Prime Minister Bill English now says Todd Barclay offered to play him the recording of an electorate staffer when they first spoke of it.
Allegations that Mr Barclay, National's MP for Clutha-Southland, secretly recorded electorate staffer Glenys Dickson in the Gore office have cost him his political career.
Mr English has also come under intense scrutiny for his role in what began as a employment dispute, and has ended up a full-blown political scandal.
Mr English told police about a conversation he had with Mr Barclay last April during which the MP told him what he had done.
But he did not say exactly when that conversation had taken place.
Speaking after his annual conference speech in Wellington, Mr English told reporters Mr Barclay did offer to play the tape to him.
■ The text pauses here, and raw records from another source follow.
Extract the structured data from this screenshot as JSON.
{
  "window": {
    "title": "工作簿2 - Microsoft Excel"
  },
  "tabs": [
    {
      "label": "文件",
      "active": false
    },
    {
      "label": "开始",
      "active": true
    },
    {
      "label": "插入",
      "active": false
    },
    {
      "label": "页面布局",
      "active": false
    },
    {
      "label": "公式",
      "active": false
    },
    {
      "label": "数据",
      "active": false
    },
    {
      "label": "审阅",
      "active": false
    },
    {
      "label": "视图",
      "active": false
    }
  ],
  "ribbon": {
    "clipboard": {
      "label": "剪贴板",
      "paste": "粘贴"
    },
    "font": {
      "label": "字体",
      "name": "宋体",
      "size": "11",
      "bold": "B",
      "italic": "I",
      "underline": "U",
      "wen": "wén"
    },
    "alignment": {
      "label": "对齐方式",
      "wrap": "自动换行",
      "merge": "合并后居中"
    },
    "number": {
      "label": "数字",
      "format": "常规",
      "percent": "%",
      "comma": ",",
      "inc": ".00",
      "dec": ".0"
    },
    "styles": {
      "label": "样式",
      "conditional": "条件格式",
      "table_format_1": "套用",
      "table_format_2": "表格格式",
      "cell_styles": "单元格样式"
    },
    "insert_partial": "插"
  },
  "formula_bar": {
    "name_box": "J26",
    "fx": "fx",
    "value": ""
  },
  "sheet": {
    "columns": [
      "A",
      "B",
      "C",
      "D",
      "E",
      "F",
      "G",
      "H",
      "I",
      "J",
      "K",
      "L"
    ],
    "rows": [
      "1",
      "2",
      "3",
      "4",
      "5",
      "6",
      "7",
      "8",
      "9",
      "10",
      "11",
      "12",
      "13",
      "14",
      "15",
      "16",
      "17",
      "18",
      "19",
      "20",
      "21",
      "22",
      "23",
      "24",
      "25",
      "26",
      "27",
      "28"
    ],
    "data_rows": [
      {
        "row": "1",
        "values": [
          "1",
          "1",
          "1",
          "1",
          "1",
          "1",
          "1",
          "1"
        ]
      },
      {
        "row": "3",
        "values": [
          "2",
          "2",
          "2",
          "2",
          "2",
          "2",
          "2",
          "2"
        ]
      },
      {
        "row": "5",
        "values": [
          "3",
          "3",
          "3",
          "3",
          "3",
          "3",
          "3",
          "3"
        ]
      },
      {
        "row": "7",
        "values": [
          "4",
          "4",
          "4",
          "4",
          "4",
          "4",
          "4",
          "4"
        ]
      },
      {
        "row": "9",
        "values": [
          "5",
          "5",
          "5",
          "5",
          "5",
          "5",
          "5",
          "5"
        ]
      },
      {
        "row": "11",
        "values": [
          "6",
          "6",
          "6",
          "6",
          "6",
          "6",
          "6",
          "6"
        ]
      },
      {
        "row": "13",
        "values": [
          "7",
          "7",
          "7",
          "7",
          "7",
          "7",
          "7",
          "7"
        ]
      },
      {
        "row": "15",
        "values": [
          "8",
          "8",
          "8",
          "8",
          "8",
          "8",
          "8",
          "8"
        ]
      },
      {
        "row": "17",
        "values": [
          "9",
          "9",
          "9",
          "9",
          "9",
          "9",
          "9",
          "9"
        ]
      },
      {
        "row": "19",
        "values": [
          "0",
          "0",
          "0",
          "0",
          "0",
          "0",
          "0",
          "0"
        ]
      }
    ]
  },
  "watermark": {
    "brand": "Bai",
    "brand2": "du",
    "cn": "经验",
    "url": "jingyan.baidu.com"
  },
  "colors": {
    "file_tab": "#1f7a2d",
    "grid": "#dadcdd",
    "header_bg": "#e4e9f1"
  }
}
But he said he did not think it was "appropriate" to take Mr Barclay up on his offer.
"There was an employment dispute going on to which I was not a party to, and this was some time after I'd left the electorate," he said.
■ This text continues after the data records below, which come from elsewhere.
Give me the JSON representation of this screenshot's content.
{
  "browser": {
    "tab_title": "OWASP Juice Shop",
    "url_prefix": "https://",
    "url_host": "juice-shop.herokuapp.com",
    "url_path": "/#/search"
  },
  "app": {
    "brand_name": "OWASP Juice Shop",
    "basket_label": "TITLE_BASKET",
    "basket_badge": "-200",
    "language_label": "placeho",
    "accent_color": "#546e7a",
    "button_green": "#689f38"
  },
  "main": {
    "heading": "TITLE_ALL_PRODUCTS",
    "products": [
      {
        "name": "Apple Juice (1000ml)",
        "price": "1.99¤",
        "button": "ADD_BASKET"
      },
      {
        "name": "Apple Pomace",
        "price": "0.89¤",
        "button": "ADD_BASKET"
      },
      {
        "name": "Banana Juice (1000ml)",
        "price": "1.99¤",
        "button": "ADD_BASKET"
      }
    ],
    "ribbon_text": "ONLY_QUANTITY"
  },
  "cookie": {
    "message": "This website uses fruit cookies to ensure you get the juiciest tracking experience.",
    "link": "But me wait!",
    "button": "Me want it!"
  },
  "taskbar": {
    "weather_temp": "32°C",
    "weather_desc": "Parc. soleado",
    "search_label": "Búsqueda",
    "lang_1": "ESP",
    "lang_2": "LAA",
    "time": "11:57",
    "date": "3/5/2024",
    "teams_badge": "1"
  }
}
"I was not working with the staff, I had no official role relative to that dispute."
Mr English was asked how that squared with his previous comments that there was no evidence the recording of Ms Dickson existed in the first place.
"I haven't denied anything, I've just said that what I was told I then passed to the police when they asked me about it.
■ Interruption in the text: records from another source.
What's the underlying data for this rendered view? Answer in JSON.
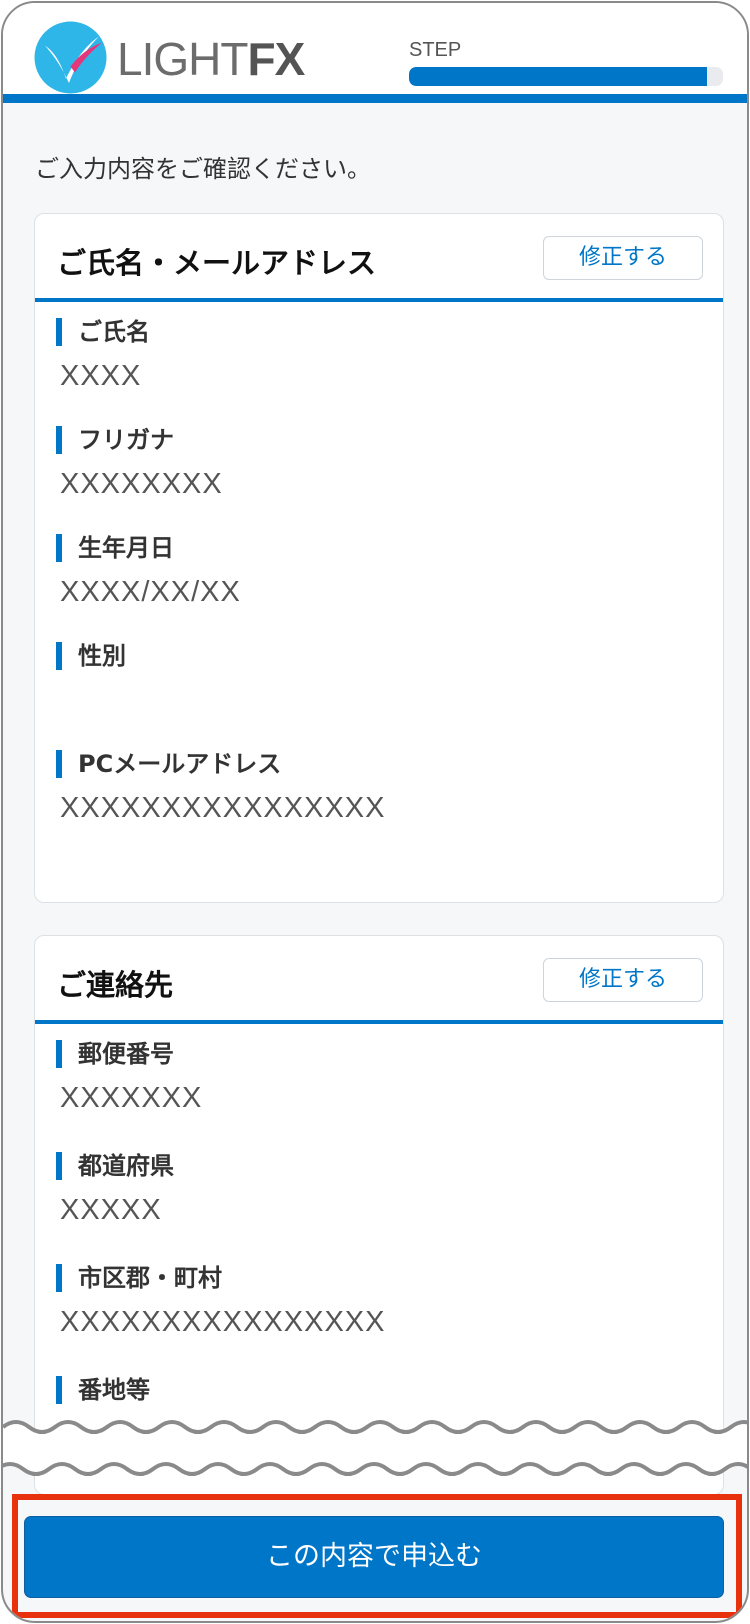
{
  "header": {
    "brand": "LIGHT",
    "brand_suffix": "FX",
    "step_label": "STEP",
    "step_progress": 0.95,
    "logo_icon": "light-fx-logo"
  },
  "intro": "ご入力内容をご確認ください。",
  "sections": [
    {
      "title": "ご氏名・メールアドレス",
      "edit_label": "修正する",
      "fields": [
        {
          "label": "ご氏名",
          "value": "XXXX"
        },
        {
          "label": "フリガナ",
          "value": "XXXXXXXX"
        },
        {
          "label": "生年月日",
          "value": "XXXX/XX/XX"
        },
        {
          "label": "性別",
          "value": ""
        },
        {
          "label": "PCメールアドレス",
          "value": "XXXXXXXXXXXXXXXX"
        }
      ]
    },
    {
      "title": "ご連絡先",
      "edit_label": "修正する",
      "fields": [
        {
          "label": "郵便番号",
          "value": "XXXXXXX"
        },
        {
          "label": "都道府県",
          "value": "XXXXX"
        },
        {
          "label": "市区郡・町村",
          "value": "XXXXXXXXXXXXXXXX"
        },
        {
          "label": "番地等",
          "value": ""
        }
      ]
    }
  ],
  "submit_label": "この内容で申込む",
  "colors": {
    "accent": "#0076c8",
    "highlight_frame": "#e8320e",
    "background": "#f6f7f8"
  }
}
"There was then an investigation, at the conclusion of which no charges were laid."
He "simply didn't know" whether a recording existed or not, he said.
Police are reassessing their information after more details came to light last week, and will soon make a decision about whether to open an investigation.
Mr English said today that he told Mr Barclay while last year's investigation was under way that he should co-operate with police.
He said if the investigation was reopened Mr Barclay should agree to be interviewed.
"Yes, it would be my view he co-operates. I respect his legal rights to make his own decisions about how he's represented and what action he takes."
Mr English said he was reluctant to be drawn into detailed discussions about what happened, because of the possibility of a new investigation.
There have also been questions about whether a member of the National Party Board approached Ms Dickson to encourage her to drop her police complaint.
Mr English said he was unaware of those allegations.
"Whatever allegations are there I'm sure could be looked at by the party or police ... I would not be surprised in a national organisation when there was this employment dispute going on with the local party involved in it, that the national board took an interest.
"There may be different interpretations about what that amounted to, and if there are serious allegations then of course they should be dealt with by the appropriate authority."
Newsroom has revealed new allegations that several complaints were made by party members to the Board about Mr Barclay breaking party rules, but he was reselected anyway.
Mr English said he understood those matters had been "fully discussed in the context of his selection".
"And that was about the party rules, and that is all absolutely a matter for the party to deal with, the rules around selection."
He said the situation in the Clutha-Southland electorate "may have been mentioned" between himself and National Party President Peter Goodfellow.
Mr Goodfellow said he had "complete confidence" that directors would have acted "entirely appropriately" in any discussions they had with Ms Dickson, and said they would have talked to her about her options.